= What to do =
Your answer should be one number: how many lines below hold the word "regions".

= Saved entries =
"""

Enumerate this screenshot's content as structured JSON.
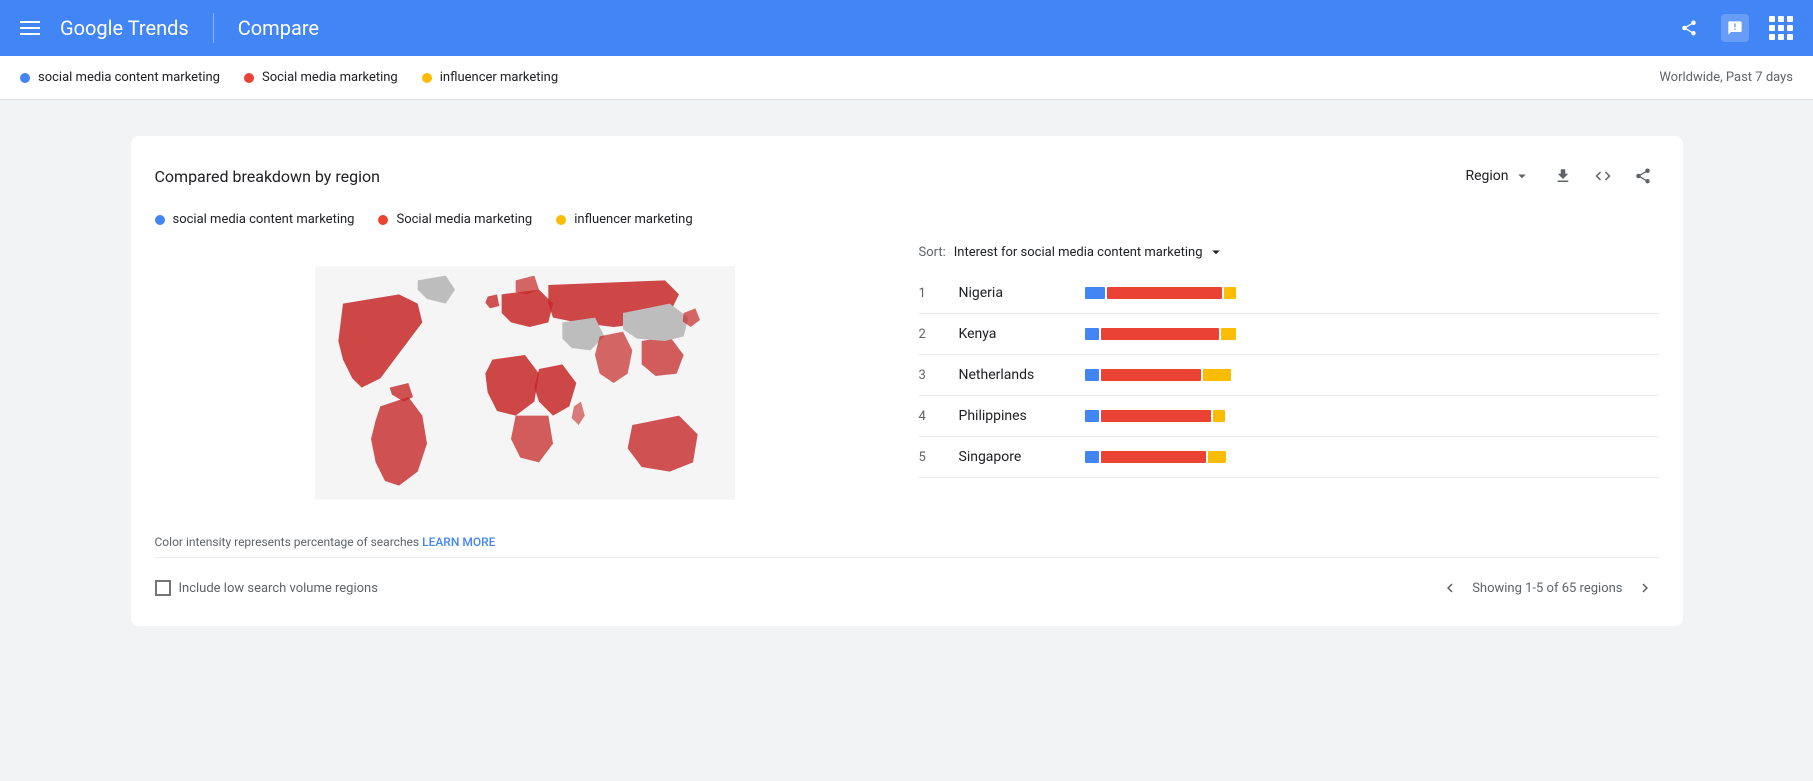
{
  "header": {
    "menu_label": "Menu",
    "logo_text": "Google Trends",
    "compare_label": "Compare",
    "share_label": "Share",
    "feedback_label": "Send feedback",
    "apps_label": "Apps"
  },
  "legend_bar": {
    "items": [
      {
        "label": "social media content marketing",
        "color": "#4285f4"
      },
      {
        "label": "Social media marketing",
        "color": "#ea4335"
      },
      {
        "label": "influencer marketing",
        "color": "#fbbc04"
      }
    ],
    "filter": "Worldwide, Past 7 days"
  },
  "card": {
    "title": "Compared breakdown by region",
    "region_label": "Region",
    "legend": [
      {
        "label": "social media content marketing",
        "color": "#4285f4"
      },
      {
        "label": "Social media marketing",
        "color": "#ea4335"
      },
      {
        "label": "influencer marketing",
        "color": "#fbbc04"
      }
    ],
    "map_note": "Color intensity represents percentage of searches",
    "learn_more": "LEARN MORE",
    "sort_label": "Sort:",
    "sort_value": "Interest for social media content marketing",
    "rows": [
      {
        "rank": "1",
        "country": "Nigeria",
        "blue": 20,
        "red": 115,
        "yellow": 12
      },
      {
        "rank": "2",
        "country": "Kenya",
        "blue": 14,
        "red": 118,
        "yellow": 15
      },
      {
        "rank": "3",
        "country": "Netherlands",
        "blue": 14,
        "red": 100,
        "yellow": 28
      },
      {
        "rank": "4",
        "country": "Philippines",
        "blue": 14,
        "red": 110,
        "yellow": 12
      },
      {
        "rank": "5",
        "country": "Singapore",
        "blue": 14,
        "red": 105,
        "yellow": 18
      }
    ],
    "footer": {
      "checkbox_label": "Include low search volume regions",
      "pagination_text": "Showing 1-5 of 65 regions"
    }
  },
  "colors": {
    "blue": "#4285f4",
    "red": "#ea4335",
    "yellow": "#fbbc04"
  }
}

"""

= Output of the exercise =
2